# Exercise data:
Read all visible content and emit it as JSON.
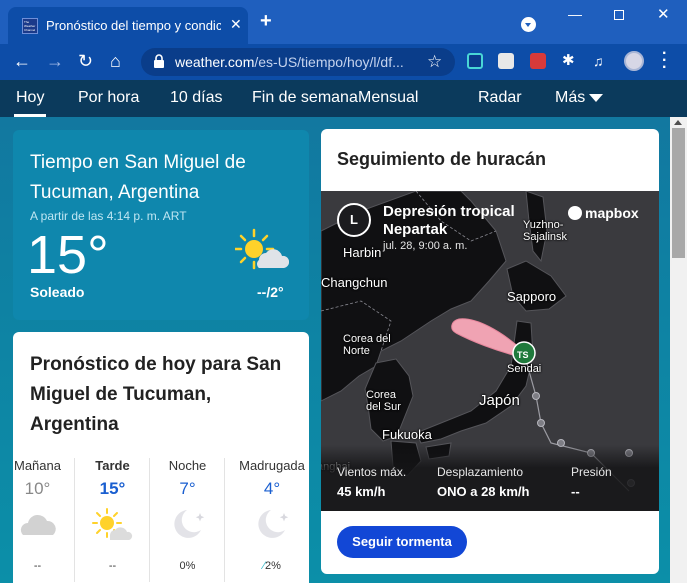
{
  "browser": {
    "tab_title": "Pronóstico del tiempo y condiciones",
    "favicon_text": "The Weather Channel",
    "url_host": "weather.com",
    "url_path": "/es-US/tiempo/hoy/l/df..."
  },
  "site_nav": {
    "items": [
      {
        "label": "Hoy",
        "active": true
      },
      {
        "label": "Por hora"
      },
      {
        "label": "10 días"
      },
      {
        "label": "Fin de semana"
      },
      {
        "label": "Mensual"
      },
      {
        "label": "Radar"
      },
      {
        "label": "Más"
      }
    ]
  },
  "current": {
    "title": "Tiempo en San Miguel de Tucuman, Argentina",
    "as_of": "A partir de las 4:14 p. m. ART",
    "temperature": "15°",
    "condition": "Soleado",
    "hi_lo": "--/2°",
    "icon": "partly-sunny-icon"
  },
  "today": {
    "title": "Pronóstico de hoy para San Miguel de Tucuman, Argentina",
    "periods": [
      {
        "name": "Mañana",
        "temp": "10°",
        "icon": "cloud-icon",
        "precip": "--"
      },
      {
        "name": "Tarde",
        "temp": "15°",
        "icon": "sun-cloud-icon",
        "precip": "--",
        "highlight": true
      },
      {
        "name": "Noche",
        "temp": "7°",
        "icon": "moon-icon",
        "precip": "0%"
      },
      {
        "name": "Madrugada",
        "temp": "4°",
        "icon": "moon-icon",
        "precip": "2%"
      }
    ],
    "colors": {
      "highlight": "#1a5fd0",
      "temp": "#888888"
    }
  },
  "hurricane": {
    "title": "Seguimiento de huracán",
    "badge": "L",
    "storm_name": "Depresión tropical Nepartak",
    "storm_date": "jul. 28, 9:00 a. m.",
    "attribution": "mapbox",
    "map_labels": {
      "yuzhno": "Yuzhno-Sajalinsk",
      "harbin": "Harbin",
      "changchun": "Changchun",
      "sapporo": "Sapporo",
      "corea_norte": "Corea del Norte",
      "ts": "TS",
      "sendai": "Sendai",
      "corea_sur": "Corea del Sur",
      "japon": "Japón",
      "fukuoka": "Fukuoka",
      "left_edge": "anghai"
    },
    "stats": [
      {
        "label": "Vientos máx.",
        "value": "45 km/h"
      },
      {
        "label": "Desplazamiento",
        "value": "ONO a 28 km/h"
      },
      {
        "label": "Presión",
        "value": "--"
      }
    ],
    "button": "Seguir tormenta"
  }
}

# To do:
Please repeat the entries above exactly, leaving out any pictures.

# Output of the task:
Read all visible content and emit it as JSON.
{
  "browser": {
    "tab_title": "Pronóstico del tiempo y condiciones",
    "favicon_text": "The Weather Channel",
    "url_host": "weather.com",
    "url_path": "/es-US/tiempo/hoy/l/df..."
  },
  "site_nav": {
    "items": [
      {
        "label": "Hoy",
        "active": true
      },
      {
        "label": "Por hora"
      },
      {
        "label": "10 días"
      },
      {
        "label": "Fin de semana"
      },
      {
        "label": "Mensual"
      },
      {
        "label": "Radar"
      },
      {
        "label": "Más"
      }
    ]
  },
  "current": {
    "title": "Tiempo en San Miguel de Tucuman, Argentina",
    "as_of": "A partir de las 4:14 p. m. ART",
    "temperature": "15°",
    "condition": "Soleado",
    "hi_lo": "--/2°",
    "icon": "partly-sunny-icon"
  },
  "today": {
    "title": "Pronóstico de hoy para San Miguel de Tucuman, Argentina",
    "periods": [
      {
        "name": "Mañana",
        "temp": "10°",
        "icon": "cloud-icon",
        "precip": "--"
      },
      {
        "name": "Tarde",
        "temp": "15°",
        "icon": "sun-cloud-icon",
        "precip": "--",
        "highlight": true
      },
      {
        "name": "Noche",
        "temp": "7°",
        "icon": "moon-icon",
        "precip": "0%"
      },
      {
        "name": "Madrugada",
        "temp": "4°",
        "icon": "moon-icon",
        "precip": "2%"
      }
    ],
    "colors": {
      "highlight": "#1a5fd0",
      "temp": "#888888"
    }
  },
  "hurricane": {
    "title": "Seguimiento de huracán",
    "badge": "L",
    "storm_name": "Depresión tropical Nepartak",
    "storm_date": "jul. 28, 9:00 a. m.",
    "attribution": "mapbox",
    "map_labels": {
      "yuzhno": "Yuzhno-Sajalinsk",
      "harbin": "Harbin",
      "changchun": "Changchun",
      "sapporo": "Sapporo",
      "corea_norte": "Corea del Norte",
      "ts": "TS",
      "sendai": "Sendai",
      "corea_sur": "Corea del Sur",
      "japon": "Japón",
      "fukuoka": "Fukuoka",
      "left_edge": "anghai"
    },
    "stats": [
      {
        "label": "Vientos máx.",
        "value": "45 km/h"
      },
      {
        "label": "Desplazamiento",
        "value": "ONO a 28 km/h"
      },
      {
        "label": "Presión",
        "value": "--"
      }
    ],
    "button": "Seguir tormenta"
  }
}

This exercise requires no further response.